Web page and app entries
=== Begin Enclosure ===

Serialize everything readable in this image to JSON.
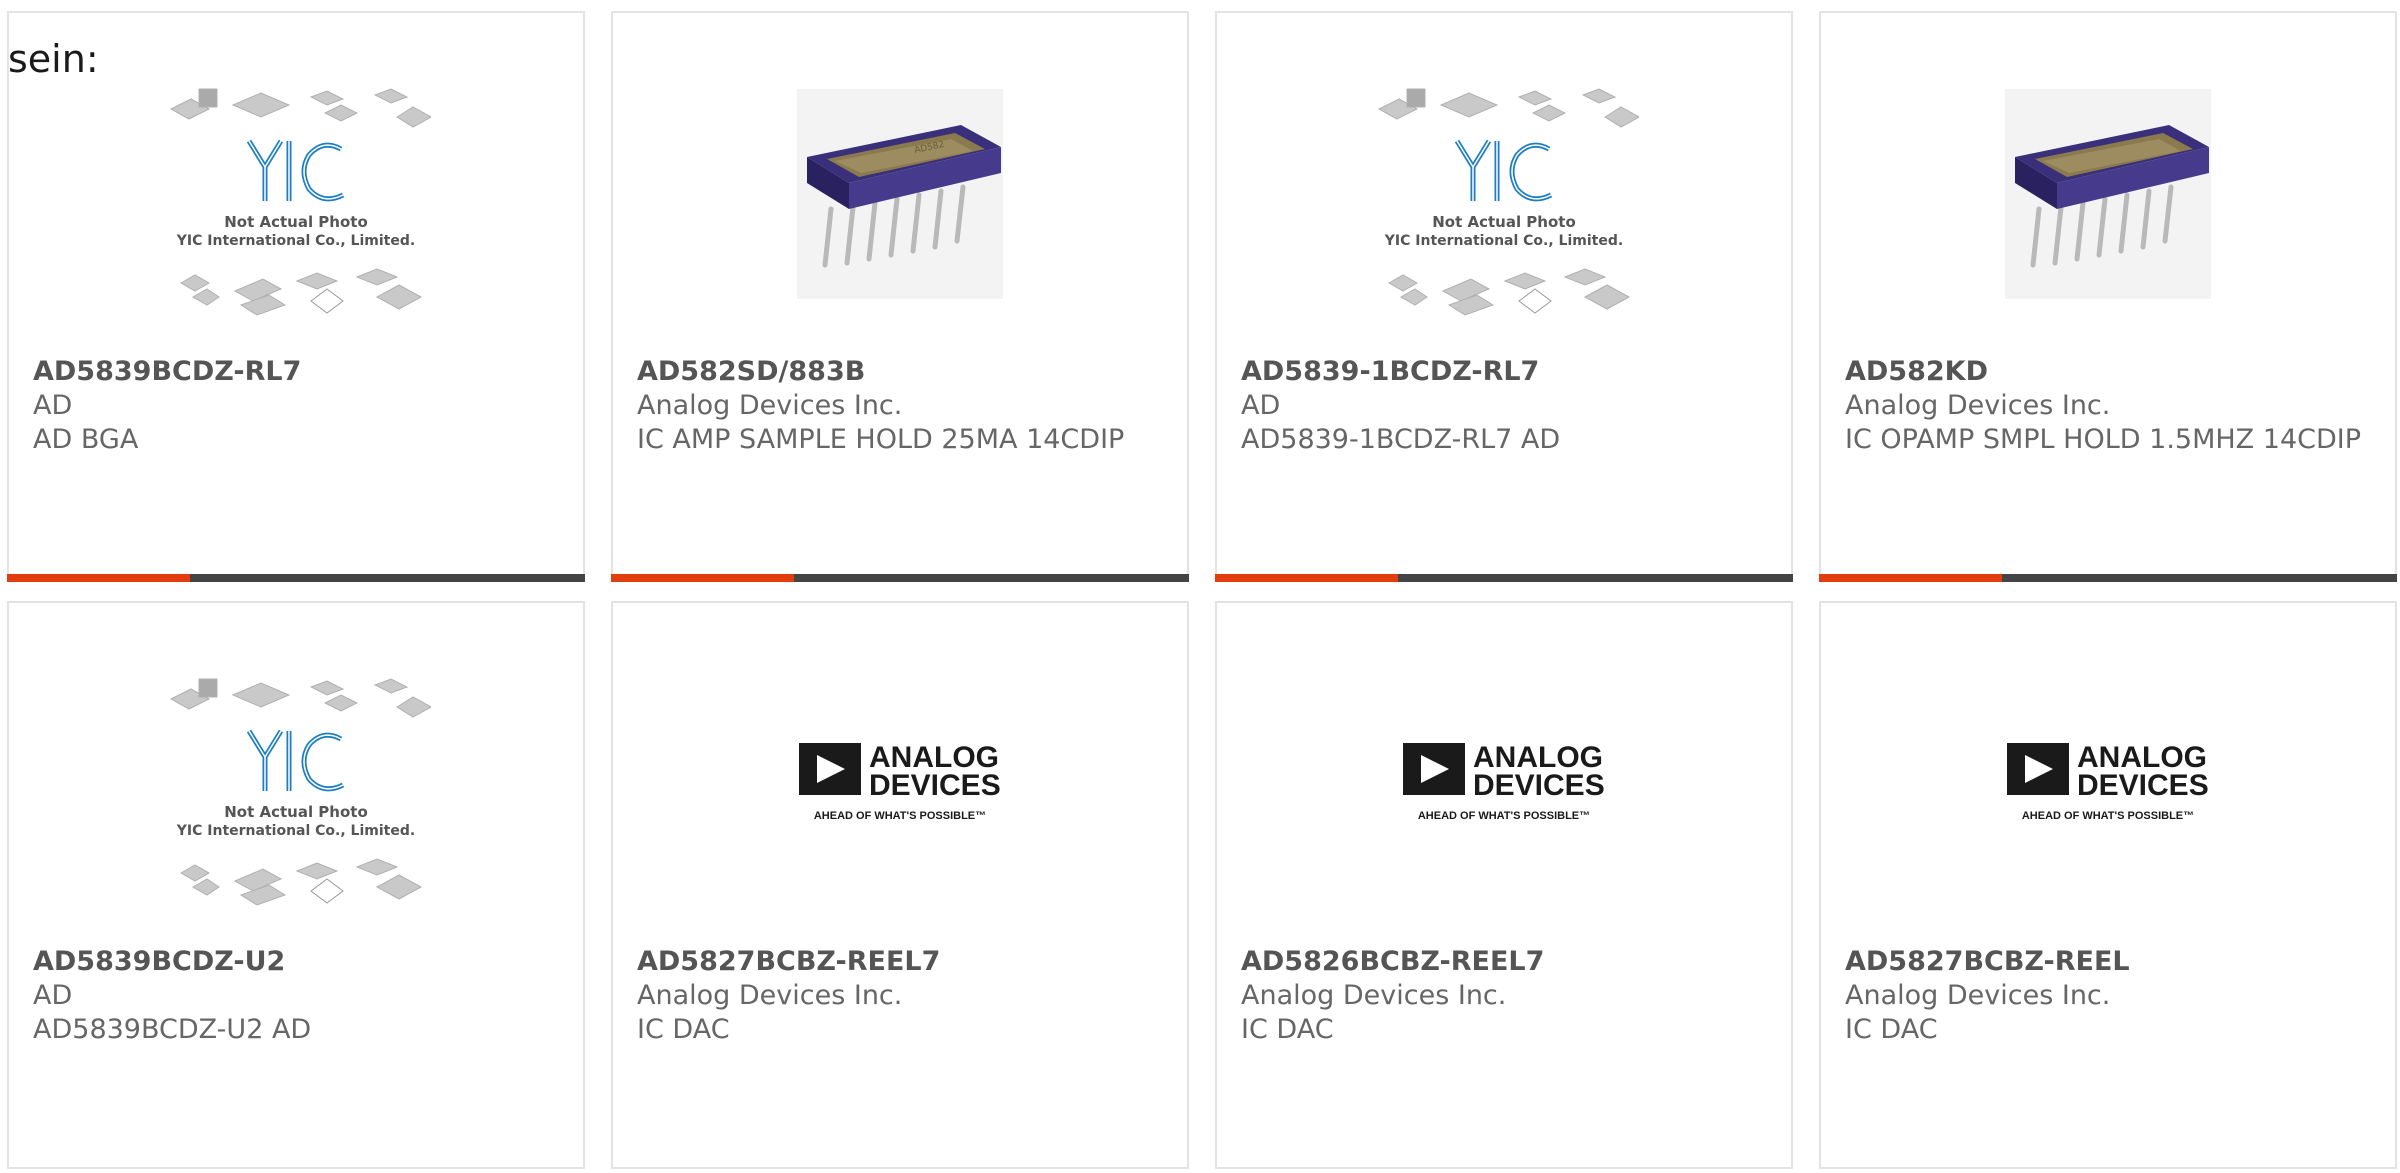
{
  "intro_text": "sein:",
  "products": [
    {
      "part_number": "AD5839BCDZ-RL7",
      "manufacturer": "AD",
      "description": "AD BGA",
      "image": "yic-placeholder",
      "yic_line1": "Not Actual Photo",
      "yic_line2": "YIC International Co., Limited."
    },
    {
      "part_number": "AD582SD/883B",
      "manufacturer": "Analog Devices Inc.",
      "description": "IC AMP SAMPLE HOLD 25MA 14CDIP",
      "image": "dip-chip-photo"
    },
    {
      "part_number": "AD5839-1BCDZ-RL7",
      "manufacturer": "AD",
      "description": "AD5839-1BCDZ-RL7 AD",
      "image": "yic-placeholder",
      "yic_line1": "Not Actual Photo",
      "yic_line2": "YIC International Co., Limited."
    },
    {
      "part_number": "AD582KD",
      "manufacturer": "Analog Devices Inc.",
      "description": "IC OPAMP SMPL HOLD 1.5MHZ 14CDIP",
      "image": "dip-chip-photo"
    },
    {
      "part_number": "AD5839BCDZ-U2",
      "manufacturer": "AD",
      "description": "AD5839BCDZ-U2 AD",
      "image": "yic-placeholder",
      "yic_line1": "Not Actual Photo",
      "yic_line2": "YIC International Co., Limited."
    },
    {
      "part_number": "AD5827BCBZ-REEL7",
      "manufacturer": "Analog Devices Inc.",
      "description": "IC DAC",
      "image": "analog-devices-logo",
      "logo_line1": "ANALOG",
      "logo_line2": "DEVICES",
      "logo_tagline": "AHEAD OF WHAT'S POSSIBLE™"
    },
    {
      "part_number": "AD5826BCBZ-REEL7",
      "manufacturer": "Analog Devices Inc.",
      "description": "IC DAC",
      "image": "analog-devices-logo",
      "logo_line1": "ANALOG",
      "logo_line2": "DEVICES",
      "logo_tagline": "AHEAD OF WHAT'S POSSIBLE™"
    },
    {
      "part_number": "AD5827BCBZ-REEL",
      "manufacturer": "Analog Devices Inc.",
      "description": "IC DAC",
      "image": "analog-devices-logo",
      "logo_line1": "ANALOG",
      "logo_line2": "DEVICES",
      "logo_tagline": "AHEAD OF WHAT'S POSSIBLE™"
    }
  ],
  "colors": {
    "accent_red": "#e23d0e",
    "accent_dark": "#444444",
    "yic_blue": "#1e7fc0",
    "adi_black": "#1a1a1a"
  }
}
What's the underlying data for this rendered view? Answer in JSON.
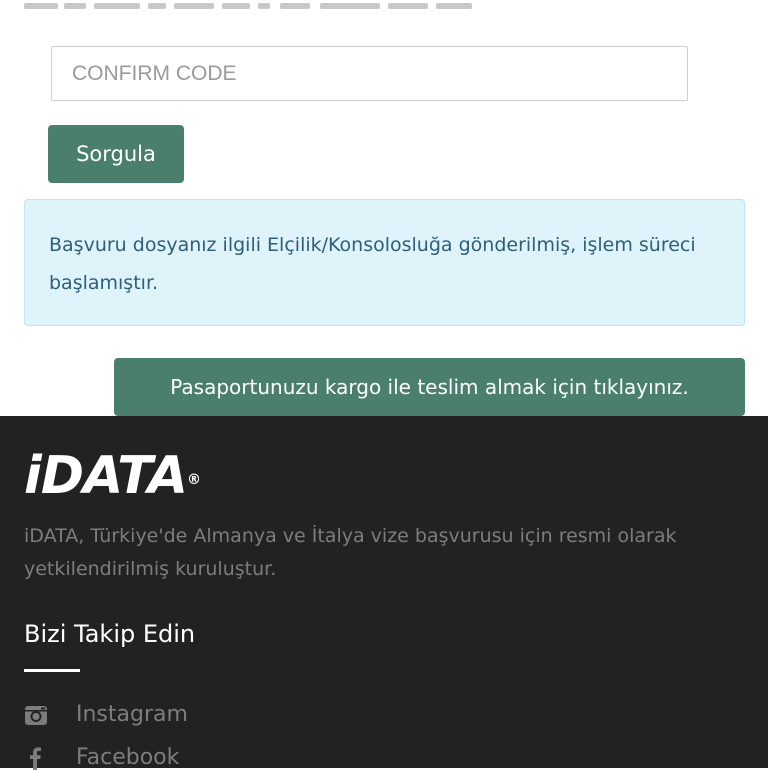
{
  "form": {
    "code_placeholder": "CONFIRM CODE",
    "submit_label": "Sorgula"
  },
  "status": {
    "message": "Başvuru dosyanız ilgili Elçilik/Konsolosluğa gönderilmiş, işlem süreci başlamıştır."
  },
  "cargo": {
    "button_label": "Pasaportunuzu kargo ile teslim almak için tıklayınız."
  },
  "footer": {
    "logo_text": "iDATA",
    "registered_mark": "®",
    "description": "iDATA, Türkiye'de Almanya ve İtalya vize başvurusu için resmi olarak yetkilendirilmiş kuruluştur.",
    "follow_title": "Bizi Takip Edin",
    "social": [
      {
        "label": "Instagram",
        "icon": "instagram-icon"
      },
      {
        "label": "Facebook",
        "icon": "facebook-icon"
      }
    ]
  },
  "colors": {
    "primary_button": "#4a7f6e",
    "info_background": "#dff3fb",
    "info_text": "#2d5f7a",
    "footer_background": "#222222"
  }
}
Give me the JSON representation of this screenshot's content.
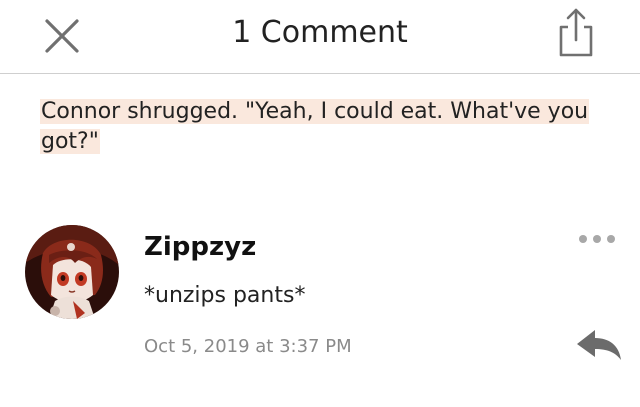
{
  "header": {
    "title": "1 Comment",
    "close_icon": "close-icon",
    "share_icon": "share-icon"
  },
  "quote": {
    "text": "Connor shrugged. \"Yeah, I could eat. What've you got?\"",
    "highlight_color": "#fae8dd"
  },
  "comment": {
    "username": "Zippzyz",
    "text": "*unzips pants*",
    "timestamp": "Oct 5, 2019 at 3:37 PM",
    "more_icon": "more-icon",
    "reply_icon": "reply-icon"
  },
  "colors": {
    "text": "#222222",
    "secondary": "#8a8a8a",
    "icon": "#6b6b6b",
    "divider": "#cfcfcf"
  }
}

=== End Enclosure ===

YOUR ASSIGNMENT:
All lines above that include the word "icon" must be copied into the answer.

RESPONSE TO THE TASK:
        "icon": "instagram-icon"
        "icon": "facebook-icon"
    "close_icon": "close-icon",
    "share_icon": "share-icon"
    "more_icon": "more-icon",
    "reply_icon": "reply-icon"
    "icon": "#6b6b6b",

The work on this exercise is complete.